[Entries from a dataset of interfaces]
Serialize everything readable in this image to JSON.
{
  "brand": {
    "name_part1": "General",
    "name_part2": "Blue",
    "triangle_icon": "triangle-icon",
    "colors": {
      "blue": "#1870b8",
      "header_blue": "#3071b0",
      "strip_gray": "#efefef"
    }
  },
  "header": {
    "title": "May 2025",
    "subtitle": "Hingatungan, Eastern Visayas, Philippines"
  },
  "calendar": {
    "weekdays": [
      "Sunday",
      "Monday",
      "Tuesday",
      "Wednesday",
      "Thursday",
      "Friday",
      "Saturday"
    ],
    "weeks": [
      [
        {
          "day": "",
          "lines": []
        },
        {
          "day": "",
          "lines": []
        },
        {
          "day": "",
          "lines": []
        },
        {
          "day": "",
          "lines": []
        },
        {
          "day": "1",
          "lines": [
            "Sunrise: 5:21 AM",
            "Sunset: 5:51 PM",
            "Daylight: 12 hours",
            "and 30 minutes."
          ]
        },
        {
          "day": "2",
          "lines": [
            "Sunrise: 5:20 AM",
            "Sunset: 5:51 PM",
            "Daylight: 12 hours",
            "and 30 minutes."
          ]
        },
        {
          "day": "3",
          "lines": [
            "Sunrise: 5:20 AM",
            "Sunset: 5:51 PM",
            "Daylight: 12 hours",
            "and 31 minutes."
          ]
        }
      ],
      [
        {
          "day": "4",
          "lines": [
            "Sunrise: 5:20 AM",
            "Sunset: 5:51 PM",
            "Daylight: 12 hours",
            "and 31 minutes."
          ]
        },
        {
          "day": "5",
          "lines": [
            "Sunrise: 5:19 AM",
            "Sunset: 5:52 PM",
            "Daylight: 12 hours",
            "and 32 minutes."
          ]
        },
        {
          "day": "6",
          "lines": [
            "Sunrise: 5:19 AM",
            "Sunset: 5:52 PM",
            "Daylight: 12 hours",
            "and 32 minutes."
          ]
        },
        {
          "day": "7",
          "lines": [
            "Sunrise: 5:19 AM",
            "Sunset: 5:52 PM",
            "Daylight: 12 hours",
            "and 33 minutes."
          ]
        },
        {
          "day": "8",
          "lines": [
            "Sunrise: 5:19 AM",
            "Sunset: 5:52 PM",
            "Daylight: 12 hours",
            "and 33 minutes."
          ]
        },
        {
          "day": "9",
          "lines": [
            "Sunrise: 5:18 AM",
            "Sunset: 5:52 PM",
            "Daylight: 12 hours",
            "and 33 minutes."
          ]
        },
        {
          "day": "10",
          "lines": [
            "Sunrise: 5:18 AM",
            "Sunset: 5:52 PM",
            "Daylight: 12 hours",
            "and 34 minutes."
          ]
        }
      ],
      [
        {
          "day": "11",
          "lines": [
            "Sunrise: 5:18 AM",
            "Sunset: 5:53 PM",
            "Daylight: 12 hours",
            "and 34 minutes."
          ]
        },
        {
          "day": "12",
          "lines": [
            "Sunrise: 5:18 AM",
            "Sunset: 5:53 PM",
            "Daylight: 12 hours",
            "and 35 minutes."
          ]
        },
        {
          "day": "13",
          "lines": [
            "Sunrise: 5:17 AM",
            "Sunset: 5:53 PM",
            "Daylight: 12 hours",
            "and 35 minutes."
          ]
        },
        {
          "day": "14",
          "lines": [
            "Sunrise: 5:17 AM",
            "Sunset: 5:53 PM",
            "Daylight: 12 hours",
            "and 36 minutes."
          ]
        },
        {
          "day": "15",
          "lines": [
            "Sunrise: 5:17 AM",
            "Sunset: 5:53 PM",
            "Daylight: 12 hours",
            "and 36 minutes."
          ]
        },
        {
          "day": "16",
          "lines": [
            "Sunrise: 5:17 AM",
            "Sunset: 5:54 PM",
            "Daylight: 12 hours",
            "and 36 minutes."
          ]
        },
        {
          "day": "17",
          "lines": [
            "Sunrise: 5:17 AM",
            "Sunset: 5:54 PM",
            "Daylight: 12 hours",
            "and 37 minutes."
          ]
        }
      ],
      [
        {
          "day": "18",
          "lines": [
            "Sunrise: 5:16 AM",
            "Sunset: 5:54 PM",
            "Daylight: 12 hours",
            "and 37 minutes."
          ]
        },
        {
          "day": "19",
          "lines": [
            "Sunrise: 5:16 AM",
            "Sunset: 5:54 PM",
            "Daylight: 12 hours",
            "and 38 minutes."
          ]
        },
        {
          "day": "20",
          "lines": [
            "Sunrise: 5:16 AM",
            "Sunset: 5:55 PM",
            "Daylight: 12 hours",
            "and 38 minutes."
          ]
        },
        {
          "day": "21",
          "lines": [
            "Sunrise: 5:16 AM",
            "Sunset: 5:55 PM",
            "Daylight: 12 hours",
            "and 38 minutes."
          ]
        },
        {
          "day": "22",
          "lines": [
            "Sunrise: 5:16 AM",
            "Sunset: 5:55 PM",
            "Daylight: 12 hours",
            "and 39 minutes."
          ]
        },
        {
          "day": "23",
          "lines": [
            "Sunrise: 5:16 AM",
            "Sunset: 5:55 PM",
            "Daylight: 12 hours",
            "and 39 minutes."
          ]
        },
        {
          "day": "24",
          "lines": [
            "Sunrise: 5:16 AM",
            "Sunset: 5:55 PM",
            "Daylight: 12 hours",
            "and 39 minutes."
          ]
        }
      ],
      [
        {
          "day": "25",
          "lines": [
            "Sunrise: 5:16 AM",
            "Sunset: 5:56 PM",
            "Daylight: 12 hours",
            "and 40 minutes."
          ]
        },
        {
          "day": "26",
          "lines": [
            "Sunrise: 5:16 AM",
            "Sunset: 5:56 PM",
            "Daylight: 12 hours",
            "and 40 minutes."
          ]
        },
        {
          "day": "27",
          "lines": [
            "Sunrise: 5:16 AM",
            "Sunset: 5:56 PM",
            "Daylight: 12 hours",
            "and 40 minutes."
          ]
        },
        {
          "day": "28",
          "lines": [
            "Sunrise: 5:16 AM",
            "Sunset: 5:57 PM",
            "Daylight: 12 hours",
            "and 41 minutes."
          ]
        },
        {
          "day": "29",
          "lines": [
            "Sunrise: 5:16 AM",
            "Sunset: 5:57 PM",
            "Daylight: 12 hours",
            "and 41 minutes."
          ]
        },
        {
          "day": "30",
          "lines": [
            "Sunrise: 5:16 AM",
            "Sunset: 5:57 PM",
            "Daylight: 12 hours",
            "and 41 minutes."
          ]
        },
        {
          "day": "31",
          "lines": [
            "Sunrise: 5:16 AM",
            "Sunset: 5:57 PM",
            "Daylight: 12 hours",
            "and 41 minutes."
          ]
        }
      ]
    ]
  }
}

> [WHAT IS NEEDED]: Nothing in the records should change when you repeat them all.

> [EXPECTED OUTPUT]:
Serialize everything readable in this image to JSON.
{
  "brand": {
    "name_part1": "General",
    "name_part2": "Blue",
    "triangle_icon": "triangle-icon",
    "colors": {
      "blue": "#1870b8",
      "header_blue": "#3071b0",
      "strip_gray": "#efefef"
    }
  },
  "header": {
    "title": "May 2025",
    "subtitle": "Hingatungan, Eastern Visayas, Philippines"
  },
  "calendar": {
    "weekdays": [
      "Sunday",
      "Monday",
      "Tuesday",
      "Wednesday",
      "Thursday",
      "Friday",
      "Saturday"
    ],
    "weeks": [
      [
        {
          "day": "",
          "lines": []
        },
        {
          "day": "",
          "lines": []
        },
        {
          "day": "",
          "lines": []
        },
        {
          "day": "",
          "lines": []
        },
        {
          "day": "1",
          "lines": [
            "Sunrise: 5:21 AM",
            "Sunset: 5:51 PM",
            "Daylight: 12 hours",
            "and 30 minutes."
          ]
        },
        {
          "day": "2",
          "lines": [
            "Sunrise: 5:20 AM",
            "Sunset: 5:51 PM",
            "Daylight: 12 hours",
            "and 30 minutes."
          ]
        },
        {
          "day": "3",
          "lines": [
            "Sunrise: 5:20 AM",
            "Sunset: 5:51 PM",
            "Daylight: 12 hours",
            "and 31 minutes."
          ]
        }
      ],
      [
        {
          "day": "4",
          "lines": [
            "Sunrise: 5:20 AM",
            "Sunset: 5:51 PM",
            "Daylight: 12 hours",
            "and 31 minutes."
          ]
        },
        {
          "day": "5",
          "lines": [
            "Sunrise: 5:19 AM",
            "Sunset: 5:52 PM",
            "Daylight: 12 hours",
            "and 32 minutes."
          ]
        },
        {
          "day": "6",
          "lines": [
            "Sunrise: 5:19 AM",
            "Sunset: 5:52 PM",
            "Daylight: 12 hours",
            "and 32 minutes."
          ]
        },
        {
          "day": "7",
          "lines": [
            "Sunrise: 5:19 AM",
            "Sunset: 5:52 PM",
            "Daylight: 12 hours",
            "and 33 minutes."
          ]
        },
        {
          "day": "8",
          "lines": [
            "Sunrise: 5:19 AM",
            "Sunset: 5:52 PM",
            "Daylight: 12 hours",
            "and 33 minutes."
          ]
        },
        {
          "day": "9",
          "lines": [
            "Sunrise: 5:18 AM",
            "Sunset: 5:52 PM",
            "Daylight: 12 hours",
            "and 33 minutes."
          ]
        },
        {
          "day": "10",
          "lines": [
            "Sunrise: 5:18 AM",
            "Sunset: 5:52 PM",
            "Daylight: 12 hours",
            "and 34 minutes."
          ]
        }
      ],
      [
        {
          "day": "11",
          "lines": [
            "Sunrise: 5:18 AM",
            "Sunset: 5:53 PM",
            "Daylight: 12 hours",
            "and 34 minutes."
          ]
        },
        {
          "day": "12",
          "lines": [
            "Sunrise: 5:18 AM",
            "Sunset: 5:53 PM",
            "Daylight: 12 hours",
            "and 35 minutes."
          ]
        },
        {
          "day": "13",
          "lines": [
            "Sunrise: 5:17 AM",
            "Sunset: 5:53 PM",
            "Daylight: 12 hours",
            "and 35 minutes."
          ]
        },
        {
          "day": "14",
          "lines": [
            "Sunrise: 5:17 AM",
            "Sunset: 5:53 PM",
            "Daylight: 12 hours",
            "and 36 minutes."
          ]
        },
        {
          "day": "15",
          "lines": [
            "Sunrise: 5:17 AM",
            "Sunset: 5:53 PM",
            "Daylight: 12 hours",
            "and 36 minutes."
          ]
        },
        {
          "day": "16",
          "lines": [
            "Sunrise: 5:17 AM",
            "Sunset: 5:54 PM",
            "Daylight: 12 hours",
            "and 36 minutes."
          ]
        },
        {
          "day": "17",
          "lines": [
            "Sunrise: 5:17 AM",
            "Sunset: 5:54 PM",
            "Daylight: 12 hours",
            "and 37 minutes."
          ]
        }
      ],
      [
        {
          "day": "18",
          "lines": [
            "Sunrise: 5:16 AM",
            "Sunset: 5:54 PM",
            "Daylight: 12 hours",
            "and 37 minutes."
          ]
        },
        {
          "day": "19",
          "lines": [
            "Sunrise: 5:16 AM",
            "Sunset: 5:54 PM",
            "Daylight: 12 hours",
            "and 38 minutes."
          ]
        },
        {
          "day": "20",
          "lines": [
            "Sunrise: 5:16 AM",
            "Sunset: 5:55 PM",
            "Daylight: 12 hours",
            "and 38 minutes."
          ]
        },
        {
          "day": "21",
          "lines": [
            "Sunrise: 5:16 AM",
            "Sunset: 5:55 PM",
            "Daylight: 12 hours",
            "and 38 minutes."
          ]
        },
        {
          "day": "22",
          "lines": [
            "Sunrise: 5:16 AM",
            "Sunset: 5:55 PM",
            "Daylight: 12 hours",
            "and 39 minutes."
          ]
        },
        {
          "day": "23",
          "lines": [
            "Sunrise: 5:16 AM",
            "Sunset: 5:55 PM",
            "Daylight: 12 hours",
            "and 39 minutes."
          ]
        },
        {
          "day": "24",
          "lines": [
            "Sunrise: 5:16 AM",
            "Sunset: 5:55 PM",
            "Daylight: 12 hours",
            "and 39 minutes."
          ]
        }
      ],
      [
        {
          "day": "25",
          "lines": [
            "Sunrise: 5:16 AM",
            "Sunset: 5:56 PM",
            "Daylight: 12 hours",
            "and 40 minutes."
          ]
        },
        {
          "day": "26",
          "lines": [
            "Sunrise: 5:16 AM",
            "Sunset: 5:56 PM",
            "Daylight: 12 hours",
            "and 40 minutes."
          ]
        },
        {
          "day": "27",
          "lines": [
            "Sunrise: 5:16 AM",
            "Sunset: 5:56 PM",
            "Daylight: 12 hours",
            "and 40 minutes."
          ]
        },
        {
          "day": "28",
          "lines": [
            "Sunrise: 5:16 AM",
            "Sunset: 5:57 PM",
            "Daylight: 12 hours",
            "and 41 minutes."
          ]
        },
        {
          "day": "29",
          "lines": [
            "Sunrise: 5:16 AM",
            "Sunset: 5:57 PM",
            "Daylight: 12 hours",
            "and 41 minutes."
          ]
        },
        {
          "day": "30",
          "lines": [
            "Sunrise: 5:16 AM",
            "Sunset: 5:57 PM",
            "Daylight: 12 hours",
            "and 41 minutes."
          ]
        },
        {
          "day": "31",
          "lines": [
            "Sunrise: 5:16 AM",
            "Sunset: 5:57 PM",
            "Daylight: 12 hours",
            "and 41 minutes."
          ]
        }
      ]
    ]
  }
}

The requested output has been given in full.